But most recently has come FFTec’s venture into the Ford EcoBoost market. As I wrote about in my project car update, I was given the chance to drive their Mustang test mule with built internals and an upgraded turbo, and was blown away by the power and response. It seems all of the shop’s experience with turbo cars is going to pay off when it comes to upgrading these boosted Fords.Personal Projects
While customer-owned vehicles were the most plentiful inside the shop, there were also a handful of project cars owned by FFTec employees, which get worked on during their off time.
Among the in-house project cars is this fully-built Mitsubishi Eclipse GSX AWD. You don’t see DSM cars nearly as often as you used to, so it’s cool to see the FFTec crew giving some love to this classic platform.
Hidden away behind the shop was another DSM – this one a first generation car with an equal amount of work done to it and some very meaty tires. Future classic anyone?
Another shop project is this S13 240SX which is currently being built up as a budget drift missile for local events.
While it might be a track beater, it’s packing a lot of trick fabrication and a healthy blacktop SR20 swap in its engine bay. It might have been one of the lowest-powered cars in the shop, but there’s no doubting it will also be one of most fun when it’s done.
Wondering what FFTec’s most famous project car is? Well, you’re looking at it right now. It’s not an actual ‘car’, but a Lightning McQueen child’s toy built by co-owner, fabricator and dyno wizard Sean Burgess for his son Evan.
It started off as a typical Power Wheels toy, but being the gearhead that he is, Sean put the little electric car under the knife to up the fun factor for Evan, and give him his first taste of hot rodding.
He began by swapping out the plastic tires for off-road type rubber, and also installed a new aluminum subframe, disc brakes, and upgraded batteries. Most importantly though, Sean swapped in a new .66 horsepower electric motor.
The result is something that will cause envy in every little kid on the block, and a viral video that currently has three and a half million views on YouTube. Check it out above.

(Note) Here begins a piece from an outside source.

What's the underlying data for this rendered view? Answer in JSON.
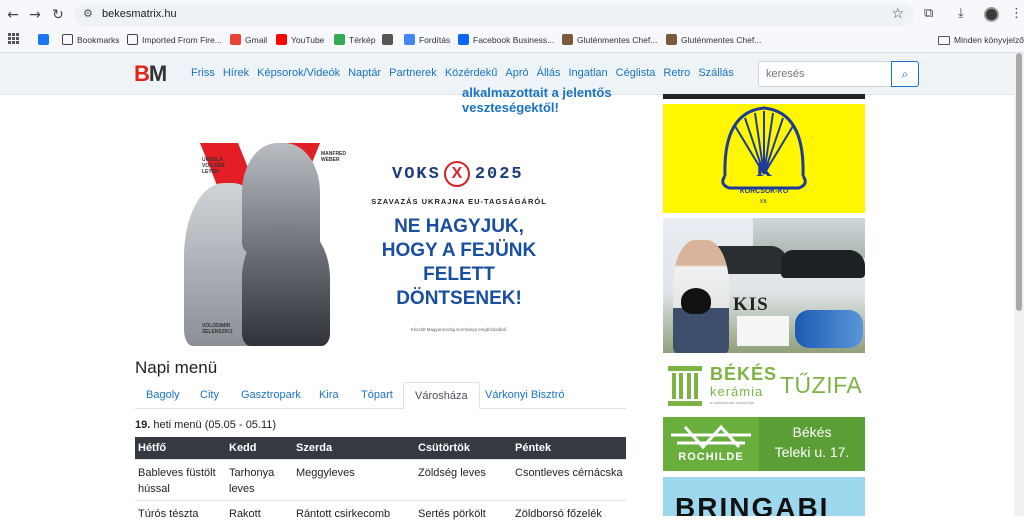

I think that’s a perfect way to close out this little look at one of Northern California’s most interesting tuner shops. With such a strong resume of high-end street builds, FFTec is a shining example of the modern speed shop at its best.